[Task prompt]
One line at a time, check the entries below for the word "phone", and copy each line that has it.

[Source records]
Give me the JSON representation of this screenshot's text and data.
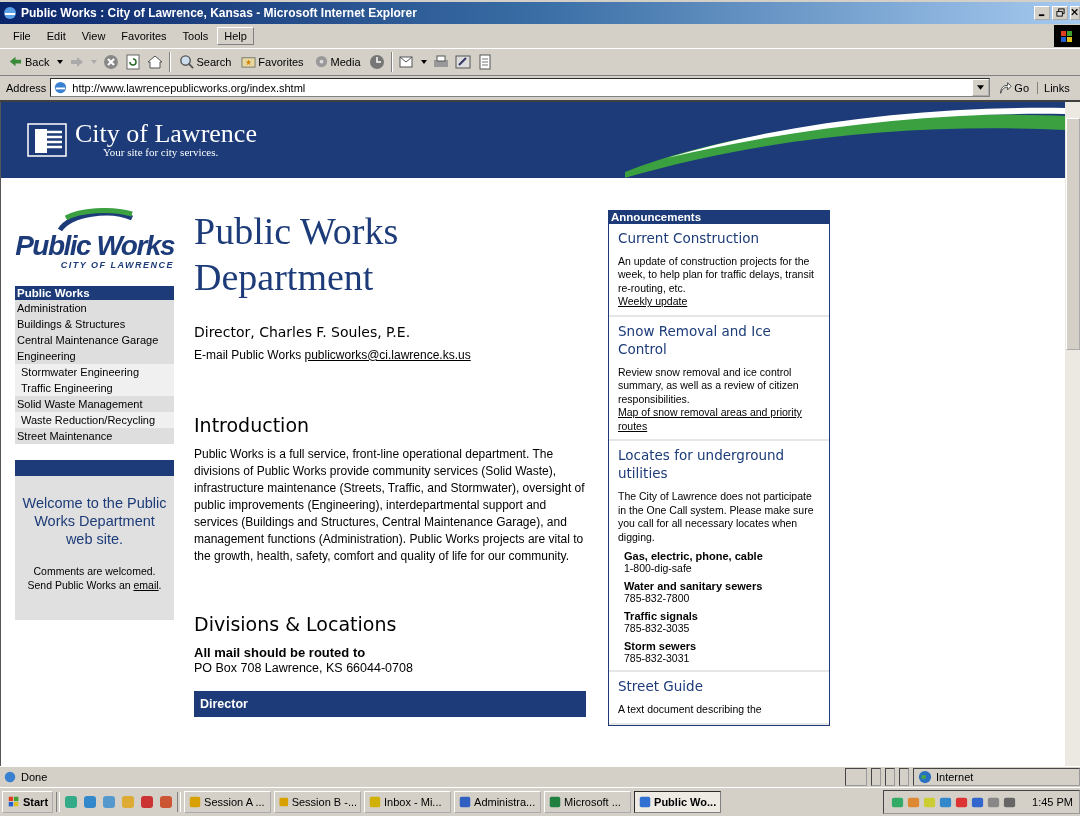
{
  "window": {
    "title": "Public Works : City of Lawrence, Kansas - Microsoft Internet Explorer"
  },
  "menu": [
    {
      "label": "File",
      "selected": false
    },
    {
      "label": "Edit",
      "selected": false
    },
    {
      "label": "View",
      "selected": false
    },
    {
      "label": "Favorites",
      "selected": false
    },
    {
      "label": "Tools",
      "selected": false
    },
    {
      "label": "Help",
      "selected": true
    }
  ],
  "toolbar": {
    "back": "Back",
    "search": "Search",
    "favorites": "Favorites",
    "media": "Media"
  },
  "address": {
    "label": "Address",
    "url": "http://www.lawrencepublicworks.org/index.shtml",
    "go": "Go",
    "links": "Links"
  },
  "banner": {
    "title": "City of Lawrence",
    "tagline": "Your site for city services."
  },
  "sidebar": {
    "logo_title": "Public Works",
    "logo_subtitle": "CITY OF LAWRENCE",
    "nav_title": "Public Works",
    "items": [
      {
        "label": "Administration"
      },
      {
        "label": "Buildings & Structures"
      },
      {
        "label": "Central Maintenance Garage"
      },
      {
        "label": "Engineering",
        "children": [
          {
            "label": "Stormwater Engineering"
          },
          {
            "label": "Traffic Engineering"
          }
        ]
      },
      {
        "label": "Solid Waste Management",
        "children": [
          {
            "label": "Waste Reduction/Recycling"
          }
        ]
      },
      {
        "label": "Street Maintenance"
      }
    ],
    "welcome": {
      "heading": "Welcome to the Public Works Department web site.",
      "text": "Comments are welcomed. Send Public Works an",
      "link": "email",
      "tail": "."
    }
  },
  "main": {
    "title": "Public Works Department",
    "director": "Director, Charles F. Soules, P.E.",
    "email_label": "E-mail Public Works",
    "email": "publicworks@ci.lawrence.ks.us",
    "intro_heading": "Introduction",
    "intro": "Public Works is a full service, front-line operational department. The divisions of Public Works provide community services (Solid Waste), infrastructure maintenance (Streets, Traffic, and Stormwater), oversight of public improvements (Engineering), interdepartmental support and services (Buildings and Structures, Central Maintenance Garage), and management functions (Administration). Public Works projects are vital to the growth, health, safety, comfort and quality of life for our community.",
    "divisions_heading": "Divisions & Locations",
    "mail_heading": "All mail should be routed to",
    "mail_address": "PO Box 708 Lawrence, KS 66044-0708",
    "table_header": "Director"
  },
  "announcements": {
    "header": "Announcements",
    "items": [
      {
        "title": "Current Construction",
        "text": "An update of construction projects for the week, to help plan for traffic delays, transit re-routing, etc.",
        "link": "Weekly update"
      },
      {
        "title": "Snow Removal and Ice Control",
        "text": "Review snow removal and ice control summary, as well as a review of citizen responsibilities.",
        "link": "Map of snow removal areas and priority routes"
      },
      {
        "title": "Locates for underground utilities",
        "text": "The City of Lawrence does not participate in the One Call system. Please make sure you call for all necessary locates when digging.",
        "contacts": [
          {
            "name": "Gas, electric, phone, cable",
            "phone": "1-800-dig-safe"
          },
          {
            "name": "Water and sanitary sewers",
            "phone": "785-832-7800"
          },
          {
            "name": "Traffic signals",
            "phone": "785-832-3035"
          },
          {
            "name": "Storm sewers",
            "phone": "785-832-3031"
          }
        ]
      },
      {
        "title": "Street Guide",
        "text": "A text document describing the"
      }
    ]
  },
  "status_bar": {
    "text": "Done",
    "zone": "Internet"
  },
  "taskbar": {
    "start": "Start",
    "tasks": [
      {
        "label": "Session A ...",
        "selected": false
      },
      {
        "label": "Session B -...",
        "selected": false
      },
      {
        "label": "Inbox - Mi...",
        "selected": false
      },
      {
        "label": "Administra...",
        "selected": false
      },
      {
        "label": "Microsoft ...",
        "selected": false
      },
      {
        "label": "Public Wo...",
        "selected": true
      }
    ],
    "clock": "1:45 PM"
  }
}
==
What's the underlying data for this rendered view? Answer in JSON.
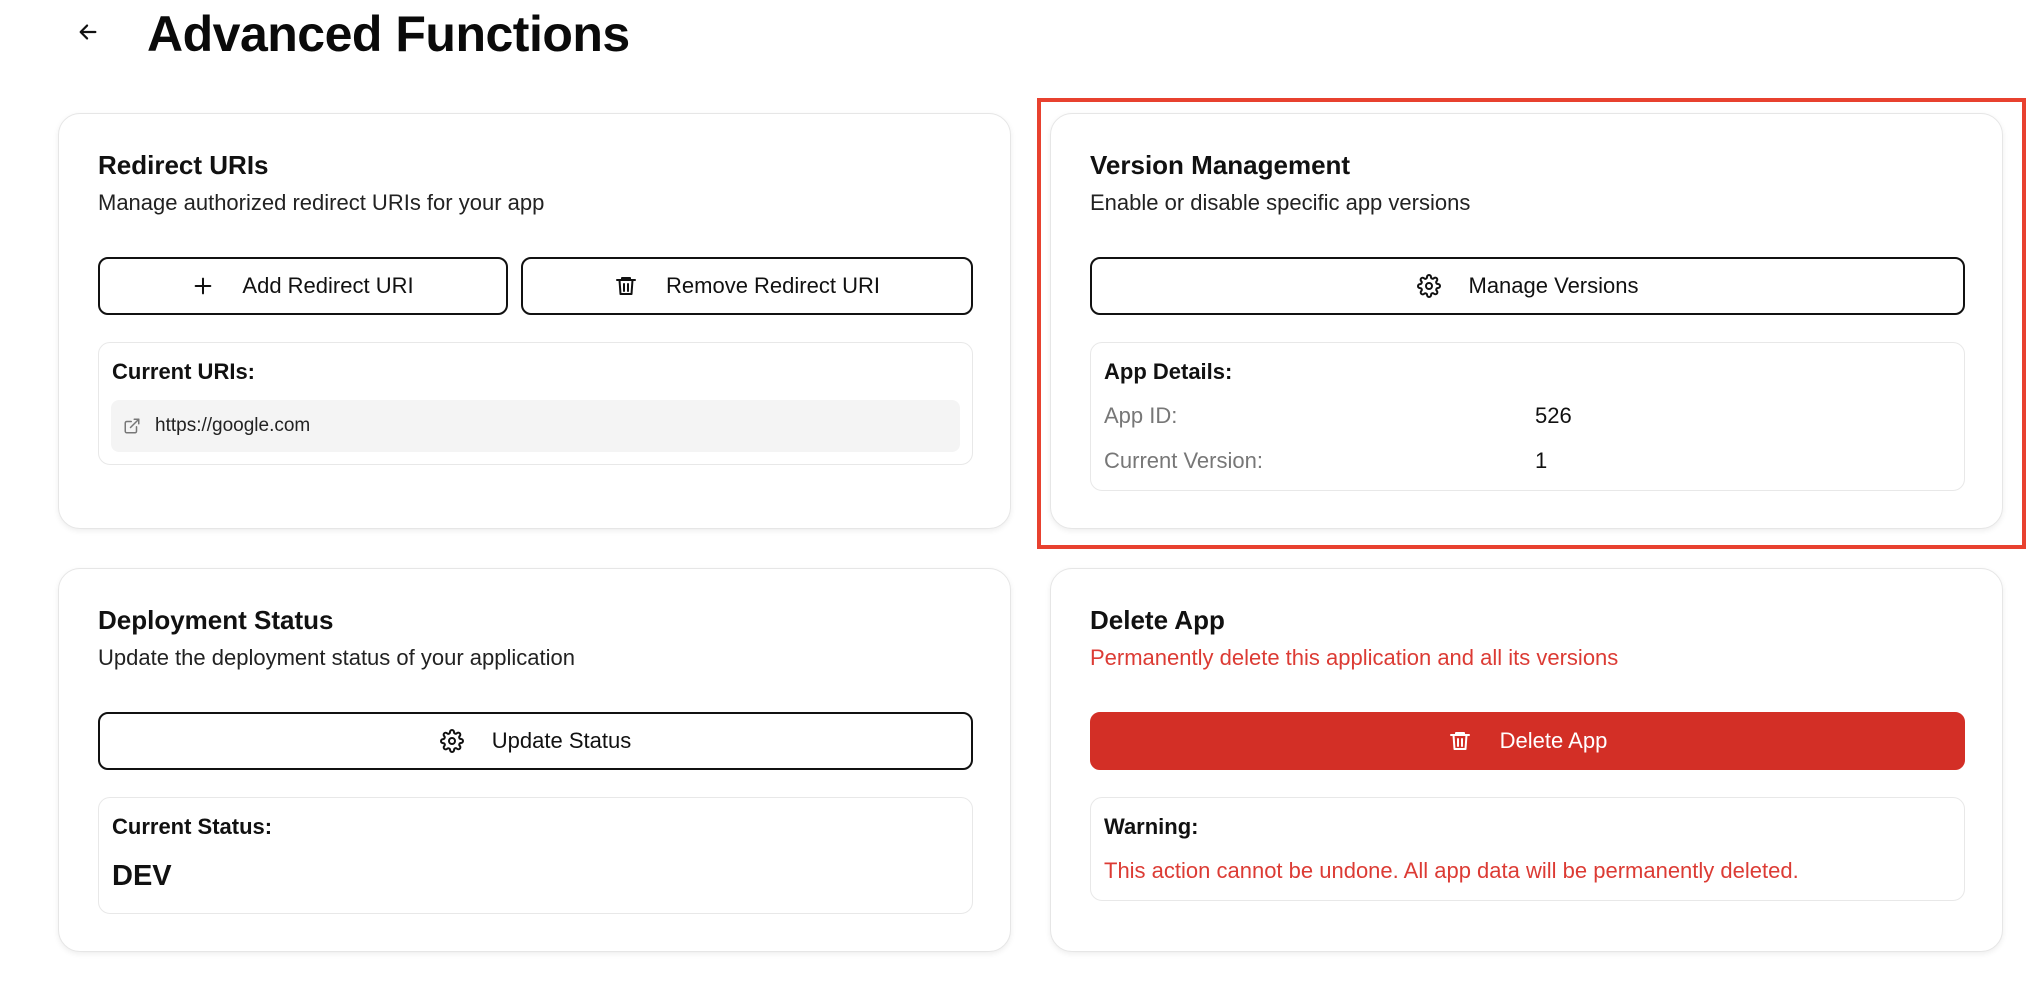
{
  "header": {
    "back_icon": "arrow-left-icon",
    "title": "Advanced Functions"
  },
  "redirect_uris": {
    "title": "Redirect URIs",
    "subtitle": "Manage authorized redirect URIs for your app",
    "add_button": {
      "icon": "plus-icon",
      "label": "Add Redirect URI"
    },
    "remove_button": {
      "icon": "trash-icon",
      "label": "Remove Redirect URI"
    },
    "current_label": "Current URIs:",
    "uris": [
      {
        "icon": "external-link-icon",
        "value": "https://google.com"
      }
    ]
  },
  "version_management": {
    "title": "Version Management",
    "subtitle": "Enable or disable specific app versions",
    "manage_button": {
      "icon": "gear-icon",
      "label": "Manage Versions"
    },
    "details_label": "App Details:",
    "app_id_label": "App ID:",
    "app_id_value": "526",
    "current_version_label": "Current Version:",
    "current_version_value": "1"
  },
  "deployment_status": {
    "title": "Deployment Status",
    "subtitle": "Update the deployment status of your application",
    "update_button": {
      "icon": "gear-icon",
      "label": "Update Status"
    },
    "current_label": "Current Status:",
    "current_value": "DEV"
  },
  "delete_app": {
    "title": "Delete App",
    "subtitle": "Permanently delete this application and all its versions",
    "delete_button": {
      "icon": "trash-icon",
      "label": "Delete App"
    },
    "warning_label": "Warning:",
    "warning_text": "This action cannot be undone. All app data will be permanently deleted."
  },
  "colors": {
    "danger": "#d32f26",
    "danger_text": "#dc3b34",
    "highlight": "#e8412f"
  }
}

[Completed task]
            "name": "Gas, electric, phone, cable",
            "phone": "1-800-dig-safe"
            "phone": "785-832-7800"
            "phone": "785-832-3035"
            "phone": "785-832-3031"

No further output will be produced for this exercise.